Two West Virginia University agriculture specialists contend there are far better fates for your post-Halloween jack-o’-lanterns than being dumped in trash cans.
Joshua Peplowski, agriculture and natural resources agent with WVU Extension, and James Kotcon, associate professor of plant pathology, WVU Davis College of Agriculture, Natural Resources and Design, are suggesting several alternatives — some good for native wildlife, others good for next year’s garden and a few more that are good for your belly.
“Toss those pumpkins in the compost pile or out in the woods. If you’re going to compost them, be sure to chop them up with a shovel and work them into the compost pile as this will help the decomposition process speed up over the winter. Our pumpkins end up as wildlife treats most years. They usually sit there for a few weeks or months, but most years on the first real cold snap of winter, when the snow is flying, we can watch the deer munch away and enjoy this fall treat.
“Pumpkins treated with bleach to slow the decay process will not destroy your compost piles or kill the wildlife that consumes them. While bleach is, in fact, toxic when consumed in a concentrated form, the bleach you buy is diluted and it gets further diluted in the water mixture you make. The compound is also degraded in sunlight, so by the time it is composted or consumed, it is safe.” — Joshua Peplowski, agriculture and natural resources agent, WVU Extension

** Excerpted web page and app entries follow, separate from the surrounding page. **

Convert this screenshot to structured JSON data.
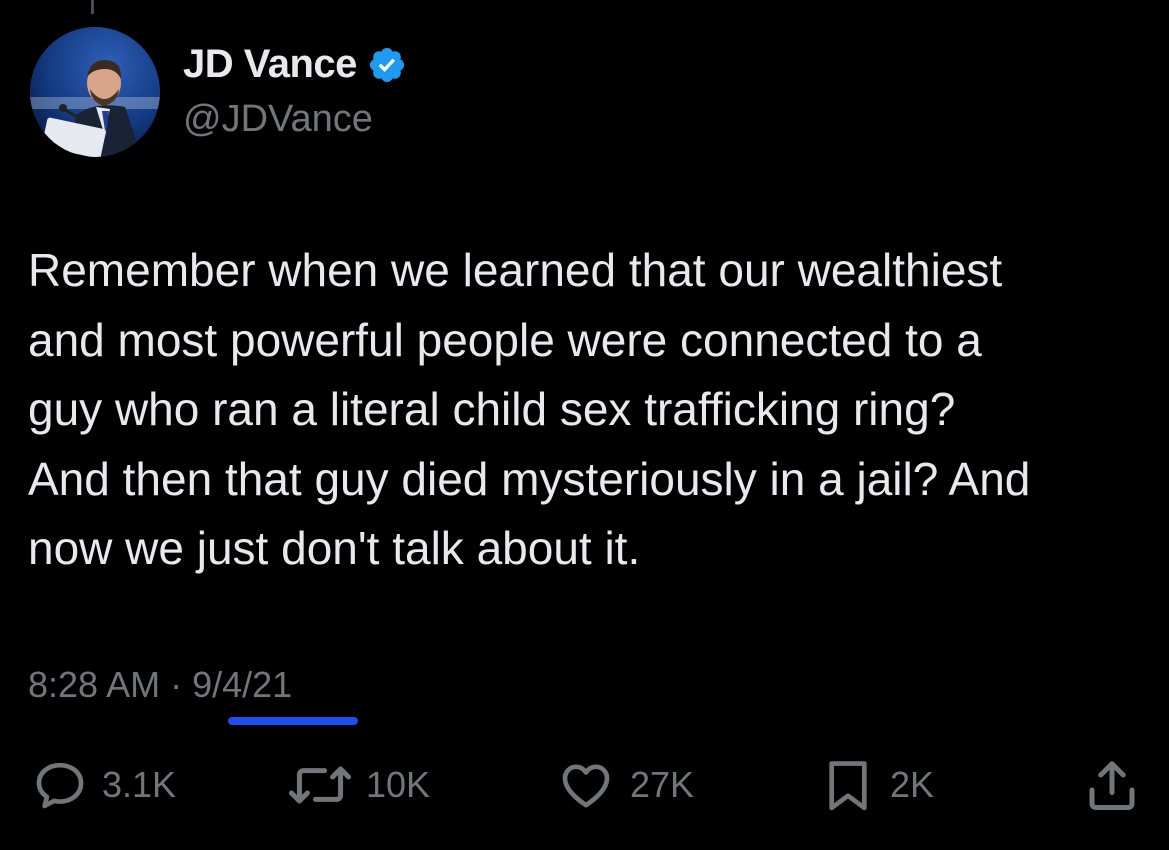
{
  "author": {
    "name": "JD Vance",
    "handle": "@JDVance",
    "verified_color": "#1d9bf0"
  },
  "tweet": {
    "text": "Remember when we learned that our wealthiest\nand most powerful people were connected to a\nguy who ran a literal child sex trafficking ring?\nAnd then that guy died mysteriously in a jail? And\nnow we just don't talk about it.",
    "time": "8:28 AM",
    "separator": "·",
    "date": "9/4/21"
  },
  "actions": {
    "replies": "3.1K",
    "retweets": "10K",
    "likes": "27K",
    "bookmarks": "2K"
  },
  "colors": {
    "background": "#000000",
    "text": "#e7e9ea",
    "secondary": "#71767b",
    "underline": "#1d4ff0"
  },
  "icons": [
    "verified-badge-icon",
    "reply-icon",
    "retweet-icon",
    "like-icon",
    "bookmark-icon",
    "share-icon"
  ]
}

“Make a bird feeder. Cut the top off the jack-o’-lantern and suspend the base from a branch on a string. The hollowed-out bowl can be filled with birdseed, and the rim makes a great perch.
“Feed them to your pets. Not all dogs will like it, but some really do. You can even chop it up or puree it and add to their food. Pumpkins are a great source of fiber and vitamins. You can also consider donating them to a local farm, zoos or shelters that may accept fresh pumpkins as animal feed.
“For painted pumpkins, save the seeds for next year or toast them for a tasty snack. You can also peel painted pumpkins and use the fruit for pies, pumpkin soup or pumpkin bread. Carved pumpkins may decay more quickly, but if the skin is intact, pumpkins may be edible for months.
“A few things that are important to remember: carved pumpkins may break down quickly when exposed to sunlight and especially if they freeze, but they are still compostable. Painted pumpkins should not be used for feeding animals unless peeled, and you should be careful to remove any other hazardous materials like batteries or light bulbs before composting or feeding to animals.” — James Kotcon, associate professor of plant pathology, WVU Davis College of Agriculture, Natural Resources and Design
West Virginia University experts can provide commentary, insights and opinions on various news topics. Search for an expert by name, title, area of expertise, or college/school/department in the Experts Database at WVUToday.